"The Cuban government respects the decision taken by the government of Canada but sees it as lacking any justification," said a foreign ministry statement.

Ottawa on Monday announced the move, saying the families would be returning to Canada in the coming weeks. It said the number of staff and family members with symptoms had risen from eight to 10.

In total, 27 diplomats and family members were tested after complaining of dizziness, headaches, nausea, nosebleeds or sleeplessness between April and December last year.

Canadian and US authorities had initially suspected a "sonic attack" or a "mass psychosomatic incident" but that idea was later dismissed, with a senior Canadian official describing it as "unlikely"

"According to the Canadian government itself, there have been no reports of new incidents in more than six months, the cause being unknown, and no evidence which would suggest that Canadian travelers in Cuba are at risk," the Cuban ministry's statement said.

It said Havana would continue working with the Canadian authorities to find out what caused the ailments.

Canadian officials have said previously the situation does not warrant the closure of Canada's mission in Havana, and Ottawa does not believe there are any risks for Canadian tourists.

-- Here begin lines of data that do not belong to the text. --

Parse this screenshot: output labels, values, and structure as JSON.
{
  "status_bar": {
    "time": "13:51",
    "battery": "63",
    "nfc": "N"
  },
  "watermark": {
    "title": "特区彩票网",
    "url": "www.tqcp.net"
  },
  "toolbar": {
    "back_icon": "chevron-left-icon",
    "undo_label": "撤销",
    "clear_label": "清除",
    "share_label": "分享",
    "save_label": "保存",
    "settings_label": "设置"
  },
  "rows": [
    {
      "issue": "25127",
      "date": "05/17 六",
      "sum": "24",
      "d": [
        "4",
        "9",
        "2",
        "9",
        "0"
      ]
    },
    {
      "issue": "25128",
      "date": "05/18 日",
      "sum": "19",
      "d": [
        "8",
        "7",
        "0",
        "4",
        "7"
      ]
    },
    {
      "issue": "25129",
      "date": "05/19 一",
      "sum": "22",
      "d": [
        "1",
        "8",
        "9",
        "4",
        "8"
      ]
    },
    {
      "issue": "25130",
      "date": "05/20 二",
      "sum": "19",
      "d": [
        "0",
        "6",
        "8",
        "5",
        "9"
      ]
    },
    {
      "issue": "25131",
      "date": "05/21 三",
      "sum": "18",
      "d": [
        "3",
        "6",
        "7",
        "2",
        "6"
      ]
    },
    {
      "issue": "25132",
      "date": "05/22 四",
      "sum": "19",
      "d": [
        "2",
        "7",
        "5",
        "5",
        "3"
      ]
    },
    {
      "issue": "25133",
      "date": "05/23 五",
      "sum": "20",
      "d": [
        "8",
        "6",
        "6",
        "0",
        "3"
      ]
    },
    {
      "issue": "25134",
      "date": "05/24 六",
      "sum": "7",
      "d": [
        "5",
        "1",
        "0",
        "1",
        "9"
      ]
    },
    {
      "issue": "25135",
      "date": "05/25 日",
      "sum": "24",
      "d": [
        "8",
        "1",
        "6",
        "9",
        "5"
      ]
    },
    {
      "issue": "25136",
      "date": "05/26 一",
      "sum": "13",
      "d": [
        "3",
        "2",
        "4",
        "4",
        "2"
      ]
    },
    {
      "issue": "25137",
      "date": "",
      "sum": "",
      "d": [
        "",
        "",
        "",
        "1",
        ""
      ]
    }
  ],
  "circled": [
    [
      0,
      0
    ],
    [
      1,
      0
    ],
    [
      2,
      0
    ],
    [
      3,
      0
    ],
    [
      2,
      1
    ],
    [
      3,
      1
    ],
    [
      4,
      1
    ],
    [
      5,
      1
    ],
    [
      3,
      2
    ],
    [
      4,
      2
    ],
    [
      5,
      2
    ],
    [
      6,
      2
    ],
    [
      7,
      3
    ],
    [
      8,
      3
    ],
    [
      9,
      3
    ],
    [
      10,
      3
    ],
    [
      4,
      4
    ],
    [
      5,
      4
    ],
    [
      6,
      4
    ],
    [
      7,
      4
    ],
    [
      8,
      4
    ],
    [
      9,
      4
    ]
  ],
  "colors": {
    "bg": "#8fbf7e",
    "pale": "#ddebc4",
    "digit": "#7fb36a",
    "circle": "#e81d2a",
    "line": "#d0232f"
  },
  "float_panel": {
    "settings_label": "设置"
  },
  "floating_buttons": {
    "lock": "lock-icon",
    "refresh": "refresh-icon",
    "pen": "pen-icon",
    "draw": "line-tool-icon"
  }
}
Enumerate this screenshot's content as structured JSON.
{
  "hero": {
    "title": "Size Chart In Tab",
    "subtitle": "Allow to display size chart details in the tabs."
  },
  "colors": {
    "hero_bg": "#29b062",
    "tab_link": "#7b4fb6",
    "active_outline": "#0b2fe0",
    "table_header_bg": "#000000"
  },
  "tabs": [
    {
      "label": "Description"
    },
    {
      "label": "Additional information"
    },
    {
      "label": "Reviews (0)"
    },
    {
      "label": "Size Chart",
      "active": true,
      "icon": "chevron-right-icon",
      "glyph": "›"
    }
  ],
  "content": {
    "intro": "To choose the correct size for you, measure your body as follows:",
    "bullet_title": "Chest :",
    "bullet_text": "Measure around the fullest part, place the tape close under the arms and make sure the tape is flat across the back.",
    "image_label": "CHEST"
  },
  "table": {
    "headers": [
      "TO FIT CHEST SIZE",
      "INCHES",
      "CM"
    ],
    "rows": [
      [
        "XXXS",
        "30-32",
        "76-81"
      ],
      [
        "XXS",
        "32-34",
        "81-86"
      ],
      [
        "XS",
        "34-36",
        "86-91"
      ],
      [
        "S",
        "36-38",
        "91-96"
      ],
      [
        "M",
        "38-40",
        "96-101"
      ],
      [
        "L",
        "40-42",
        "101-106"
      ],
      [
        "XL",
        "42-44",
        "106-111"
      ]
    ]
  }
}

Canada is the main source of tourists to the communist island, with more than a million visiting the island in 2017, ministry figures show.

In March, the US State Department said it will permanently scale back its mission to Cuba, which had already been operating with a reduced staff since September last year, when diplomats and relatives were evacuated because of the health incident.

In all, at least 24 US envoys and family members fell ill.